Such is the power of rasa, to be able to transcend the body and convey the essence of such an erotic scene. In sum, a successful performance is one where the performer and rasika experience rasa, and eventual ananda or pleasure. However, the experience of rasa cannot be guaranteed; it is happenstance and/or bestowed. The dancer can only hope to achieve rasa through his or her continued sadhana, and the blessings of his or her guru, but it is not always a guaranteed outcome.

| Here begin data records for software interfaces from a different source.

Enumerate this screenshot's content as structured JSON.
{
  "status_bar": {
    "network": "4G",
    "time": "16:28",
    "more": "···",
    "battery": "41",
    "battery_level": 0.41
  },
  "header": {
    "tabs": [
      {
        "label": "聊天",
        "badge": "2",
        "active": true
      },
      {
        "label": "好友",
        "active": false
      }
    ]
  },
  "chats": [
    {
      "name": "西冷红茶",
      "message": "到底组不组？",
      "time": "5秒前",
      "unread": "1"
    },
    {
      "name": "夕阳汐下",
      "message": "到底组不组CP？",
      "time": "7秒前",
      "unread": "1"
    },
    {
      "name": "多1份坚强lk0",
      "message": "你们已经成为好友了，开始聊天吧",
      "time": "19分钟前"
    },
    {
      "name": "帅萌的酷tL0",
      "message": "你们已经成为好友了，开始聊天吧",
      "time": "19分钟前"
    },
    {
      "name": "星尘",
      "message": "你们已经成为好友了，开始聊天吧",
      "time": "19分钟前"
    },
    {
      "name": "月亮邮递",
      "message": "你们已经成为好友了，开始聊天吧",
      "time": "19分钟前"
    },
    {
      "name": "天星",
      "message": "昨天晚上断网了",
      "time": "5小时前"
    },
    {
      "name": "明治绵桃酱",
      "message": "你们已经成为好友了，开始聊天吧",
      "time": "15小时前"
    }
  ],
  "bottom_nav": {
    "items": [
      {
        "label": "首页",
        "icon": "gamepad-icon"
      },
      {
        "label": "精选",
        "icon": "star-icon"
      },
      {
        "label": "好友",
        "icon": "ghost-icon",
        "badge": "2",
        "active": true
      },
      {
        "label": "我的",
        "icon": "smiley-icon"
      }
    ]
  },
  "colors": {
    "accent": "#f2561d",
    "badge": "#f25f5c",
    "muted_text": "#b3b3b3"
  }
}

I discuss briefly the example of Nrityagram (literally, dance village), an international Odissi dance company that is based in Hessarghata, near the city of Bangalore, to illustrate the notion of sadhana as a lived practice. Nrityagram has toured the world extensively and to a large extent has transformed how Odissi has been performed and received, especially in a global arena. Nrityagram has successfully managed to negotiate the practice of this dance with a twenty-first-century presence, press and publicity. Protima Gauri Bedi, an Odissi dancer, founded the institution in 1990. After Bedi died in 1998, the role of the guru was transferred to Nrityagram, the institution she founded. Their website states:
The lifestyle that we follow is based on the age-old Gurukul tradition. As per this ancient method, the students look after and care for their Guru by growing fruit and vegetables on the land, cooking, cleaning, and earning through dance recitals. At Nrityagram, the institution fulfills the role of the Guru – as protector and as someone who makes available knowledge and experience. Trainees will learn under the tutelage of several Gurus, however, their duties towards Nrityagram are of prime importance. (www.nrityagram.org 2010)
This conception of the ‘institution as guru’ allows the dancers of Nrityagram to maintain a fluidity of tradition and yet reinvent themselves. This notion of ‘living the art form’ at Nrityagram is the embodiment of sadhana where the lines between life on and offstage are blurred. Even without the presence of a single, overarching vision, the practice of sadhana remains critical to their success, and what appears to have changed over time is the relationship of the dancer to his or her guru. Some learn Odissi within the guru–shishya framework, and others approach their training in a more peripatetic manner. As Odissi dance emerges as a commodity in a global economy, dancers are moving away from the guru–shishya framework and towards a more individually suited quest for training. Nrityagram uses the dance village model to ensure rigorous training, but also allows them the freedom to experiment with gurus and dance styles outside Odissi.